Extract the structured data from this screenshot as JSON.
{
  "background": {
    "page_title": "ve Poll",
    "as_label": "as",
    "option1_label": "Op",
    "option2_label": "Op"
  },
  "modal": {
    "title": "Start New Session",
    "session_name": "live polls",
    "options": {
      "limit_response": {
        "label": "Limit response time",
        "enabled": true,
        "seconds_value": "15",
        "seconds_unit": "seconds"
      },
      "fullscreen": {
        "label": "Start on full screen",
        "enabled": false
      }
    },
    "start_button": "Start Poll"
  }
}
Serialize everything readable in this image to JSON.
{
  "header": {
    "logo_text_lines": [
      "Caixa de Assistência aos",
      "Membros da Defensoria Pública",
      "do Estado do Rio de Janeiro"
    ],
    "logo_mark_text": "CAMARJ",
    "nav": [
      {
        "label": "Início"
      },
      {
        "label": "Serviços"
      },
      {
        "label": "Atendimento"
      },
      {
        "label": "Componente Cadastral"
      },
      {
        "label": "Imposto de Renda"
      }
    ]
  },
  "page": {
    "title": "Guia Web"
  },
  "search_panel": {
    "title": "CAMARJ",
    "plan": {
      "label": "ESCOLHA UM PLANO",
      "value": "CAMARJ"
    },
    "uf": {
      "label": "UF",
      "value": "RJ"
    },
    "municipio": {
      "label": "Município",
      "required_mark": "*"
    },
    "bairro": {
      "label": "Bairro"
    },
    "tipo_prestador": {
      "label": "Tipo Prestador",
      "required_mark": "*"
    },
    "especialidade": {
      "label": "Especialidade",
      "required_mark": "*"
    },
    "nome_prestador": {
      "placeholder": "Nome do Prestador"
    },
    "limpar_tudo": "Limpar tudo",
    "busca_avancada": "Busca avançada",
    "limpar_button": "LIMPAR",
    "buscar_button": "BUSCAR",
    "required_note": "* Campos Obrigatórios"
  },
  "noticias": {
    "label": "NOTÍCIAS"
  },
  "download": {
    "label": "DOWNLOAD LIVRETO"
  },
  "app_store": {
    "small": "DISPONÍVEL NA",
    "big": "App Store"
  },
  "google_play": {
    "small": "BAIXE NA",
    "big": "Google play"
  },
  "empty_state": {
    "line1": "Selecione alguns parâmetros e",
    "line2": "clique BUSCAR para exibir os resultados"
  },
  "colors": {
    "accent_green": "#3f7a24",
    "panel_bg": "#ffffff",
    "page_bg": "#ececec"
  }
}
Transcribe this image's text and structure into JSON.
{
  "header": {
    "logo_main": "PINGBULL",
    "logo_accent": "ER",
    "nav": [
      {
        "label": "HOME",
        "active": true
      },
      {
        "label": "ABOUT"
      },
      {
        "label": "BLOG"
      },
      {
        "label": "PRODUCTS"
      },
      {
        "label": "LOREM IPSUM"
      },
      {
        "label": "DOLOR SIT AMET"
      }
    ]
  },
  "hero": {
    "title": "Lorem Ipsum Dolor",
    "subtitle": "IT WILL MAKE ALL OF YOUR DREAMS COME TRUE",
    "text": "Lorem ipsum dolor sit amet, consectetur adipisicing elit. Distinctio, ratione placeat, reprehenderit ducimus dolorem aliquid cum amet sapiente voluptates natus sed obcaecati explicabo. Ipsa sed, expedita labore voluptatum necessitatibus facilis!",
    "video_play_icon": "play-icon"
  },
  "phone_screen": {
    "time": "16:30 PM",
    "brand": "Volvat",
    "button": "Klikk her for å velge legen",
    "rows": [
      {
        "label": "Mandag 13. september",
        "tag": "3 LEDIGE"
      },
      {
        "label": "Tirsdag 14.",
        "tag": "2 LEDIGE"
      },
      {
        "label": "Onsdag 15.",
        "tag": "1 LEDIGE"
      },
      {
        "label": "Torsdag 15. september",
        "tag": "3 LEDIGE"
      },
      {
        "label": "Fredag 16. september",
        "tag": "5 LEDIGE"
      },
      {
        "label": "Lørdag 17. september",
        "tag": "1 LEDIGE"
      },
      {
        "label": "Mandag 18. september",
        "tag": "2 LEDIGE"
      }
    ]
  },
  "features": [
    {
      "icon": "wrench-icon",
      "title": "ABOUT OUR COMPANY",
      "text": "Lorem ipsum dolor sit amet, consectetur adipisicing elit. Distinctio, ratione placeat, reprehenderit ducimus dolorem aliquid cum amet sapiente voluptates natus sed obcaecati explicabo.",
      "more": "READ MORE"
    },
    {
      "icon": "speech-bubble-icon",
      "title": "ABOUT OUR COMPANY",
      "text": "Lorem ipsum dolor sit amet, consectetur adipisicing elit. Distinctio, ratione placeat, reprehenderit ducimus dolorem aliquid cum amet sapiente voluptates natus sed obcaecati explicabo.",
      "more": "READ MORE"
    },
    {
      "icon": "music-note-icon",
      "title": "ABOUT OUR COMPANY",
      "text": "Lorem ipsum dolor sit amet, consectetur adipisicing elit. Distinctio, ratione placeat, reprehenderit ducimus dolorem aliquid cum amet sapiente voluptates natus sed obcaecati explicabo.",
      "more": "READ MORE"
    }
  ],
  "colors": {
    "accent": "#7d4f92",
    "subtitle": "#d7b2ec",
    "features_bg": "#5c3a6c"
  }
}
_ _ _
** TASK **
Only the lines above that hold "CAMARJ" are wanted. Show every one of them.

** RESULT OF THIS TASK **
    "logo_mark_text": "CAMARJ",
    "title": "CAMARJ",
      "value": "CAMARJ"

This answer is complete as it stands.